Neuralstem's Human Stem Cells Integrate into Nervous System of Rats with Animal Model of ALS
News Mar 10, 2009
Transplanted human neural stem cells (hNSCs) developed by Neuralstem, Inc. made synaptic contacts with the motor neurons of rats with ALS-like symptoms, a paper published in the current online edition of the Journal of Comparative Neurology reported. This constitutes evidence that the transplanted cells integrated into the nervous system of the host. The rats had a genetic mutation called SOD-1 G93A which gives them a disease similar to ALS in humans.
"This is the first demonstration of transplanted human neurons synapsing, or making mature structural connections, with the rat motor neurons, something which has not been demonstrated before," said Dr. Karl Johe, Neuralstem's Chief Scientific Officer and a study co-author.
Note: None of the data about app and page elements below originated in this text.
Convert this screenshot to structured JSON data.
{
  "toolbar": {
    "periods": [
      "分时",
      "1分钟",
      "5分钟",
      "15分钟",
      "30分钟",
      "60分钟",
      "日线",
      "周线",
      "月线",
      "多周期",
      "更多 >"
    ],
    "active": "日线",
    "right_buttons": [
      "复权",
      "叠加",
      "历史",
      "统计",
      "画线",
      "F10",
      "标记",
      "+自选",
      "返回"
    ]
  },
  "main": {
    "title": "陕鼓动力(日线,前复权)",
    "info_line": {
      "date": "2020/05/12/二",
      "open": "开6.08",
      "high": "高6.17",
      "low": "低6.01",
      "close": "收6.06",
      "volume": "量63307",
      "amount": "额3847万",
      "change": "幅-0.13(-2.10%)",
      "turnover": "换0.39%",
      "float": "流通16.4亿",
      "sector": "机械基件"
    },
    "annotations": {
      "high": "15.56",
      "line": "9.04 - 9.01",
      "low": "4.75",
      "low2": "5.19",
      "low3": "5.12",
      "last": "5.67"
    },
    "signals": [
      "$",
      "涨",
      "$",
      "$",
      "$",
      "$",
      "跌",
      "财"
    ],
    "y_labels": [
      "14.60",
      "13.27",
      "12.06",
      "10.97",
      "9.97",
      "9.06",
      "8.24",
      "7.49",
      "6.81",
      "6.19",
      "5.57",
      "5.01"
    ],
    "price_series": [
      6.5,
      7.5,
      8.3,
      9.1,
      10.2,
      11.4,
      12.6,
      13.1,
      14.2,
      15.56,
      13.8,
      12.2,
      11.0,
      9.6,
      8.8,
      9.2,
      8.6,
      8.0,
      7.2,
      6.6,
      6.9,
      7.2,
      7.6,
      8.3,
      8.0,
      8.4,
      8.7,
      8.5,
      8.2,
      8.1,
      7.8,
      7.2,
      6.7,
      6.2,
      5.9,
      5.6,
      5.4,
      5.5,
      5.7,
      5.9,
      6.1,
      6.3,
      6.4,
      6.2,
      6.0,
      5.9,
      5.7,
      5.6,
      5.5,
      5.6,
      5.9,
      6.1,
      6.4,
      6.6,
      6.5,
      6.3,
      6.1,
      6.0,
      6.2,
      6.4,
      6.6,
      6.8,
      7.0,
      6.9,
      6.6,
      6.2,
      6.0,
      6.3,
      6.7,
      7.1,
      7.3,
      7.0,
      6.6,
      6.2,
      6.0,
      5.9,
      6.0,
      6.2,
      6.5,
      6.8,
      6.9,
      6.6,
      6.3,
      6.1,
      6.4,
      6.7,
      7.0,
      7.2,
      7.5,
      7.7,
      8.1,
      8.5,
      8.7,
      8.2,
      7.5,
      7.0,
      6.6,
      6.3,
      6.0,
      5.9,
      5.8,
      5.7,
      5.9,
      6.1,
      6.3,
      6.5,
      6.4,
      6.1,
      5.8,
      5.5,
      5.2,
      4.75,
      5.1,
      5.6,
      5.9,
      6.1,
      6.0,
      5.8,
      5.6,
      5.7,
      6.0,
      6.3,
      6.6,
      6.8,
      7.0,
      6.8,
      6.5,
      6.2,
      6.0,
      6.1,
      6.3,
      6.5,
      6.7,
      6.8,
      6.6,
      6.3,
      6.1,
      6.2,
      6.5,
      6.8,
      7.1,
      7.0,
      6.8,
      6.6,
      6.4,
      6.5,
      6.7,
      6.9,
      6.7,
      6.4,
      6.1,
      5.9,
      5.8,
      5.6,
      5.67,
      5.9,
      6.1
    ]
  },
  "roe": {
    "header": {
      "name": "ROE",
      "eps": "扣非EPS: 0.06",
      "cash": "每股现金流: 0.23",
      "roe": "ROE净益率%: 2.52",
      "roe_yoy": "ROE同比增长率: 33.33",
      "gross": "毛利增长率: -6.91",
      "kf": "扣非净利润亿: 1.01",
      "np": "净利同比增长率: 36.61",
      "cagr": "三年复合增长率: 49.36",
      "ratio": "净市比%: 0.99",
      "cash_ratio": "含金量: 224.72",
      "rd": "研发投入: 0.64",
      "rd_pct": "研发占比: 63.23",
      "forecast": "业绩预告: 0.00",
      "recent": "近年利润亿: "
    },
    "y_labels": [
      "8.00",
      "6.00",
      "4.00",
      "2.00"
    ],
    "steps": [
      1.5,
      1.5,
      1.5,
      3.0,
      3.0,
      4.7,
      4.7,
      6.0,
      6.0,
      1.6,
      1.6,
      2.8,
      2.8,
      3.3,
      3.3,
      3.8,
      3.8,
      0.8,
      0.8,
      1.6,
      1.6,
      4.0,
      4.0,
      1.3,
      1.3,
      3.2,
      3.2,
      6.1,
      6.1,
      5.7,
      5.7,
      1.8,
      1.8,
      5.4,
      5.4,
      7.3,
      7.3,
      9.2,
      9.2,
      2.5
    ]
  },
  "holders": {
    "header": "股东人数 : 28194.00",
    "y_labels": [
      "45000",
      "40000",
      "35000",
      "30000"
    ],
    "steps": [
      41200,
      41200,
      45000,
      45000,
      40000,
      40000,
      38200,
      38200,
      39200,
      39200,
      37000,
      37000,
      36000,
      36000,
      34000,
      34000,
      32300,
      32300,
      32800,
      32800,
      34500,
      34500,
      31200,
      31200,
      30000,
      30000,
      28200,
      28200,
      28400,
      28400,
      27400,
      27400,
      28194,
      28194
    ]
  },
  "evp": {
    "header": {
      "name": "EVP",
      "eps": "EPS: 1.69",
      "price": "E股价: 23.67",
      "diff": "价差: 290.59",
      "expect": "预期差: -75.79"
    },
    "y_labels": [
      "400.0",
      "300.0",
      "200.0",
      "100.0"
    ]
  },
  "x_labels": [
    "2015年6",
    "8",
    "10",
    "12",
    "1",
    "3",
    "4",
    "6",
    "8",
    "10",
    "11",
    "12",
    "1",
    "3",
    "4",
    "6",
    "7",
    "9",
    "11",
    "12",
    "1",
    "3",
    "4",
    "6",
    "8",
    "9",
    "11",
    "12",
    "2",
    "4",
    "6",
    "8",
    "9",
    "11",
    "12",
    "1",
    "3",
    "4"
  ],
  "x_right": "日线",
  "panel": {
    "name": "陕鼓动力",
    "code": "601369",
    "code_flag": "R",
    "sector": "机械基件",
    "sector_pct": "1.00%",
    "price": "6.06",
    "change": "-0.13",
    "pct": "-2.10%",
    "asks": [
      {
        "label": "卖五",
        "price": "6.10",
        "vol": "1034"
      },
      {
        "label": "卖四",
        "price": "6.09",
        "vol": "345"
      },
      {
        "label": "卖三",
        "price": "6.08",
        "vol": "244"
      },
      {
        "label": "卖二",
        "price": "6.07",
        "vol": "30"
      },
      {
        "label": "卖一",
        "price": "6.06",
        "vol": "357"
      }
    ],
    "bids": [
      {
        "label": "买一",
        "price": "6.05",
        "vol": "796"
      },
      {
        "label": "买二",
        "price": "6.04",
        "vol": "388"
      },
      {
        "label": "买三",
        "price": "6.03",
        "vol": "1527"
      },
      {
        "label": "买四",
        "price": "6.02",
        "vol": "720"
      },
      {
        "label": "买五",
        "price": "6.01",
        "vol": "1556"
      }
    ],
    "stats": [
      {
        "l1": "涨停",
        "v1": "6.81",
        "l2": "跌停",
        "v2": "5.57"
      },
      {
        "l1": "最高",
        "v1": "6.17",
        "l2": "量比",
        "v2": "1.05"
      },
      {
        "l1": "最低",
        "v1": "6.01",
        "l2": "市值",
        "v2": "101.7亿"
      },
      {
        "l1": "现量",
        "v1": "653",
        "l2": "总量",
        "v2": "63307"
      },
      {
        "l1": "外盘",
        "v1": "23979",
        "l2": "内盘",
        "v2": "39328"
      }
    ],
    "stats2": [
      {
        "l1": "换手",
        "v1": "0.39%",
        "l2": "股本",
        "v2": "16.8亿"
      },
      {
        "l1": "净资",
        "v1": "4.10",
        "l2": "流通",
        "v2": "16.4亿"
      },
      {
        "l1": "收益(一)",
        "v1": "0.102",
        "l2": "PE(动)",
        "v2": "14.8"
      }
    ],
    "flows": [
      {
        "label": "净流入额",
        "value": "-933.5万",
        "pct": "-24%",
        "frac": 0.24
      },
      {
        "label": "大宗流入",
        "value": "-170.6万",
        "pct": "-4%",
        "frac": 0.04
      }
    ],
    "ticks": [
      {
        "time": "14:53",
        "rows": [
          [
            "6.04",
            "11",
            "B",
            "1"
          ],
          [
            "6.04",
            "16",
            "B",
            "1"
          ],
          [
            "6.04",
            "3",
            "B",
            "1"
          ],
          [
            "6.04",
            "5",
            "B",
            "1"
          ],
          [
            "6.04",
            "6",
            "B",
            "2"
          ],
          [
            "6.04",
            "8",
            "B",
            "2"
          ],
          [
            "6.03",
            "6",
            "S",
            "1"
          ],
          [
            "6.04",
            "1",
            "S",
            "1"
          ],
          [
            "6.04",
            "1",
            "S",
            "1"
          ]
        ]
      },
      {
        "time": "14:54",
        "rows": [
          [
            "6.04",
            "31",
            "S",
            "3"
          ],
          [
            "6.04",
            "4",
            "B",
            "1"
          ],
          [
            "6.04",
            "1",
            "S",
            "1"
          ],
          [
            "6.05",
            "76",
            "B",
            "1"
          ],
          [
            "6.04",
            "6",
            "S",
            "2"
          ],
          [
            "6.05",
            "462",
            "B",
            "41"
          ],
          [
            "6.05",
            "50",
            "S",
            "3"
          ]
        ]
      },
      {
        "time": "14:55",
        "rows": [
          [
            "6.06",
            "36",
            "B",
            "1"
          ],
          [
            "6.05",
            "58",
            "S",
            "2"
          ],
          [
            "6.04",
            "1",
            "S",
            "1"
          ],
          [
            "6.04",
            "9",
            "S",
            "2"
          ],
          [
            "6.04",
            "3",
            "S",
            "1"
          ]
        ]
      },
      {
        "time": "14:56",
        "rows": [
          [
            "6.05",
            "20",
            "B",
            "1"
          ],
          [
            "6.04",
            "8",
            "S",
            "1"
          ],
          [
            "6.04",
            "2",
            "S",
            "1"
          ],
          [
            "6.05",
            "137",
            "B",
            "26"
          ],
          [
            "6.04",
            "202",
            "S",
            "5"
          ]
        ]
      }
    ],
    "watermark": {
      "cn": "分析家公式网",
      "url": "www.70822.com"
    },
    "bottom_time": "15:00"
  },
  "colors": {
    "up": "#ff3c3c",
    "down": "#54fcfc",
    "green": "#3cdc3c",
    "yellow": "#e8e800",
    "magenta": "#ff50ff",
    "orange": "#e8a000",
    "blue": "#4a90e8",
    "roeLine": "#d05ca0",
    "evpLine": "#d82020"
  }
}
"Our earlier work with this ALS model showed that the stem cells delayed onset of the disease and played a neuroprotective role. Now we have clear evidence that they can become an integral part of the rat nervous system that controls the muscles. I would expect these cells to be readily accepted by and integrated into a human nervous system, such as in an ALS or a spinal cord injury patient."
"This is an important milestone for Neuralstem," said Richard Garr, CEO and President. "The underlying basis for 'replacement' therapy is that the cells can integrate into the host to provide function in addition to providing neuroprotection. We are pleased to be the first to demonstrate that our technology passes that test. Our application to begin the first human clinical trial to treat ALS with neural stem cells is currently under review by the FDA. We are delighted that our continuing animal work adds support for the potency of our cells to address progressive neurological degenerations."
In a study conducted at Johns Hopkins Medical Institutions, laboratory-grown human neural stem cells (hNSCs) isolated from a fetal spinal cord region were grafted into the spinal cord of rats with a genetic mutation (SOD-1 G93A) that gives them a disease like a particularly aggressive form of ALS. These rats received live-cell grafts or dead-cell grafts as controls. In addition, four healthy rats (Spague-Dawley) received live-cell grafts to rule out whether or not any cell activity could be attributed solely to ALS in the SOD-1 rats.
The rats had been injected with a tracing material to track and characterize the synaptic connections. 40 days after transplantation, the tissues were examined. In the rats receiving live-cell grafts, a large number of host motor neurons had been contacted by human neurons differentiated from the grafted neural stem cells. This occurred in both the ALS model and healthy rats, indicating that the activity was not a result of the disease.